Truth, Falsity, and Fraud: Off-Label Drug Settlements and the Future of the Civil False Claims Act

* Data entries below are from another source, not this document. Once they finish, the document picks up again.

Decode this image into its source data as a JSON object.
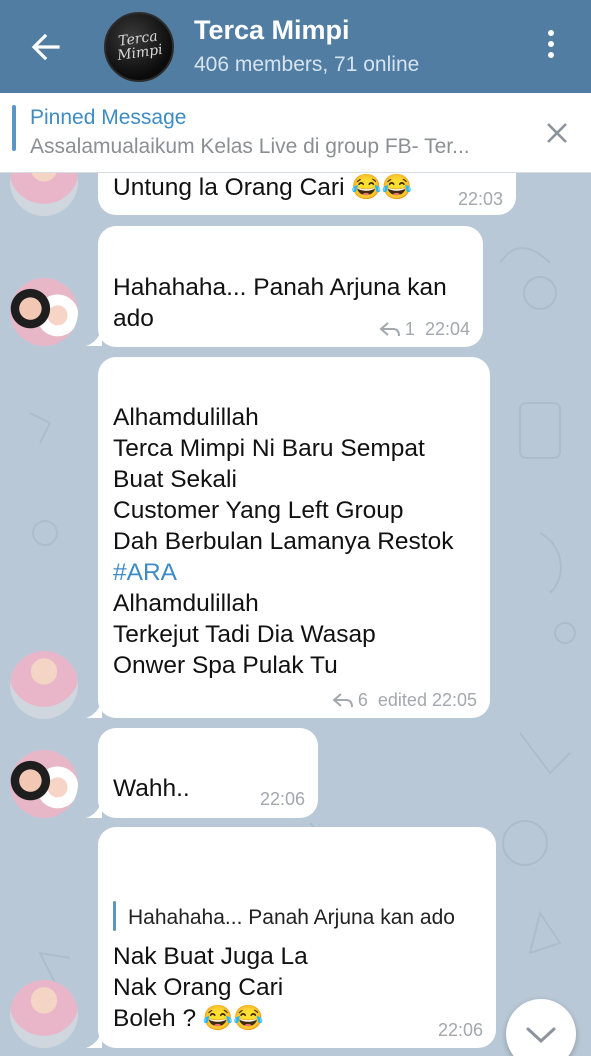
{
  "header": {
    "title": "Terca Mimpi",
    "subtitle": "406 members, 71 online",
    "logo_text": "Terca Mimpi"
  },
  "pinned": {
    "title": "Pinned Message",
    "text": "Assalamualaikum    Kelas Live di group FB- Ter..."
  },
  "messages": [
    {
      "text": "Untung la Orang Cari 😂😂",
      "time": "22:03"
    },
    {
      "text": "Hahahaha... Panah Arjuna kan\nado",
      "reply_count": "1",
      "time": "22:04"
    },
    {
      "lines_before": "Alhamdulillah\nTerca Mimpi Ni Baru Sempat\nBuat Sekali\nCustomer Yang Left Group\nDah Berbulan Lamanya Restok",
      "hashtag": "#ARA",
      "lines_after": "Alhamdulillah\nTerkejut Tadi Dia Wasap\nOnwer Spa Pulak Tu",
      "reply_count": "6",
      "time": "edited 22:05"
    },
    {
      "text": "Wahh..",
      "time": "22:06"
    },
    {
      "quote": "Hahahaha... Panah Arjuna kan ado",
      "text": "Nak Buat Juga La\nNak Orang Cari\nBoleh ? 😂😂",
      "time": "22:06"
    }
  ],
  "colors": {
    "header": "#517da2",
    "accent": "#3e8cc6",
    "chat_bg": "#b9c8d6"
  },
  "icons": [
    "back-arrow-icon",
    "more-vert-icon",
    "close-icon",
    "reply-icon",
    "chevron-down-icon"
  ]
}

Joan H. Krause The pharmaceutical industry may be losing the battle of public opinion, but it has won important victories in the war over First Amendment commercial speech. In December 2012, the Second Circuit held in United States v. Caronia that the misbranding provisions of the Food, Drug, and Cosmetic Act could not prohibit a sales representative’s truthful statements promoting off-label uses of his company’s products. At the same time, a parallel area of pharmaceutical litigation has curiously remained almost untouched: Civil False Claims Act (FCA) settlements based on allegations that manufacturers caused false claims to be submitted by promoting their drugs off-label. Yet logic suggests that if manufacturers have a First Amendment right to discuss off-label drug uses, claims submitted when drugs are prescribed for those uses should not be considered false. This inconsistency is problematic and likely unsustainable. If manufacturers are emboldened by Caronia to challenge off-label FCA suits, the focus likely will be on the truth of the company’s statements. Despite its name, however, FCA is unsuited to addressing disputes over medical and scientific data. To maintain the integrity of this key anti-fraud enforcement tool, it is crucial to separate the truth of the claims for payment from the truth of the manufacturer’s underlying scientific statements. Because Medicare and Medicaid coverage determinations rely heavily on FDA approval, however, those issues are inextricably intertwined. This article explores why off-label promotion has been treated inconsistently in these contexts, and how this trend highlights the limitations of the FCA as a panacea for health care fraud.